Adding more machines

To add more instances to the cluster, just launch more with the same Ignition config inside of the project.

SSH and users

Users are added to Container Linux on GCE by the user provided configuration (i.e. Ignition, cloudinit) and by either the GCE account manager or GCE OS Login. OS Login is used if it is enabled for the instance, otherwise the GCE account manager is used.

Using the GCE account manager

You can log in your Container Linux instances using:

gcloud compute ssh --zone us-central1-a core@<instance-name>

Users other than core, which are set up by the GCE account manager, may not be a member of required groups. If you have issues, try running commands such as journalctl with sudo.

Using OS Login

You can log in using your Google account on instances with OS Login enabled. OS Login needs to be enabled in the GCE console and on the instance. It is enabled by default on instances provisioned with Container Linux 1898.0.0 or later. Once enabled, you can log into your Container Linux instances using:

gcloud compute ssh --zone us-central1-a <instance-name>

This will use your GCE user to log in.

Disabling OS Login on newly provisioned nodes

You can disable the OS Login functionality by masking the oem-gce-enable-oslogin.service unit:

systemd:
  units:
    - name: oem-gce-enable-oslogin.service
      mask: true

When disabling OS Login functionality on the instance, it is also recommended to disable it in the GCE console.

Using CoreOS Container Linux

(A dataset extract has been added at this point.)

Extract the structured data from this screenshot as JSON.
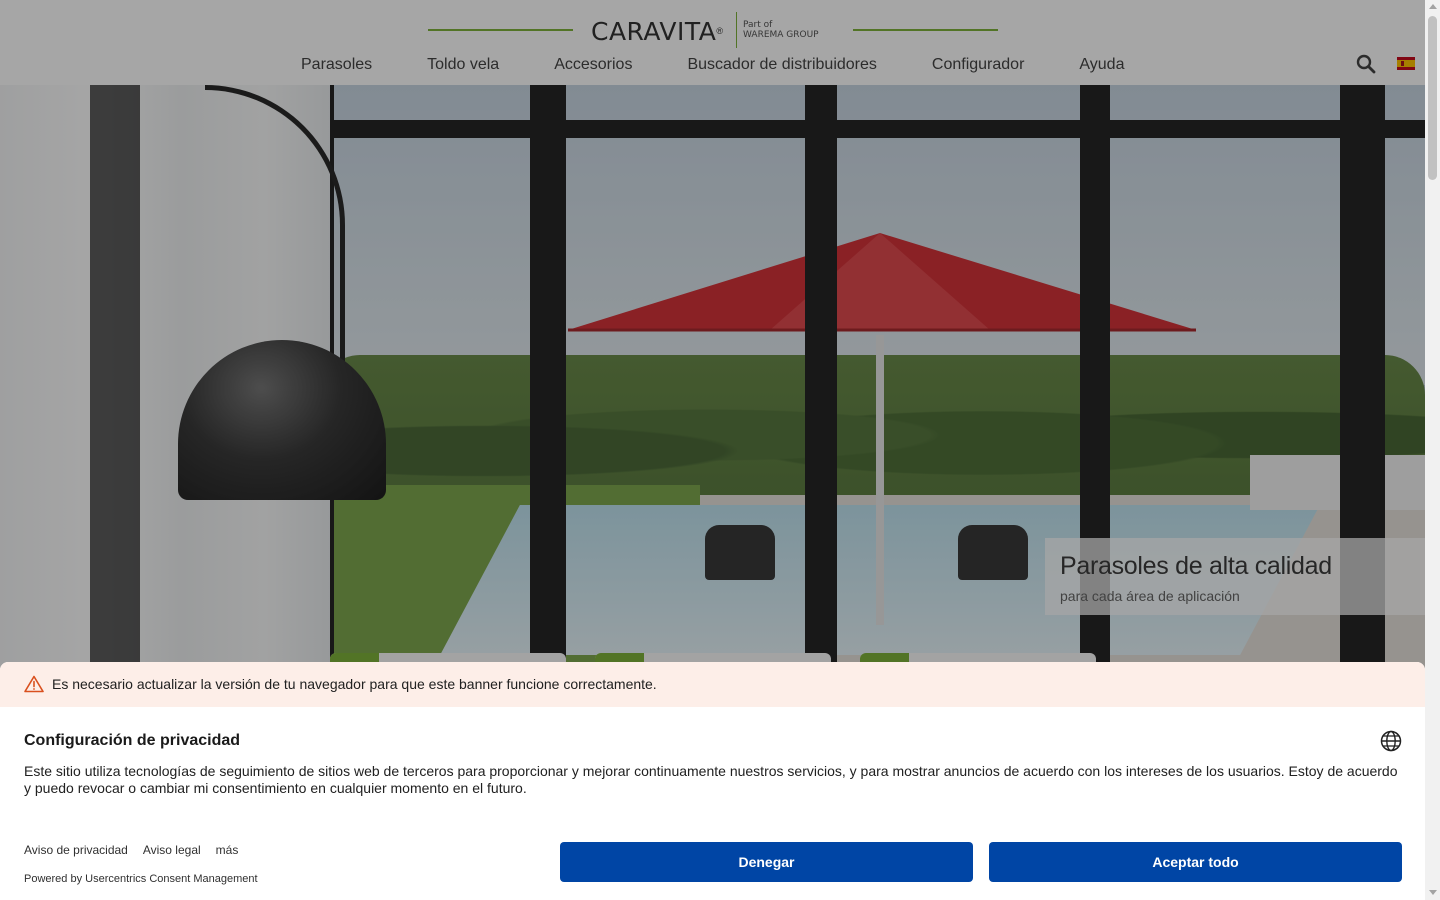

Now that you have a machine booted it is time to play around. Check out the Container Linux Quickstart guide or dig into more specific topics.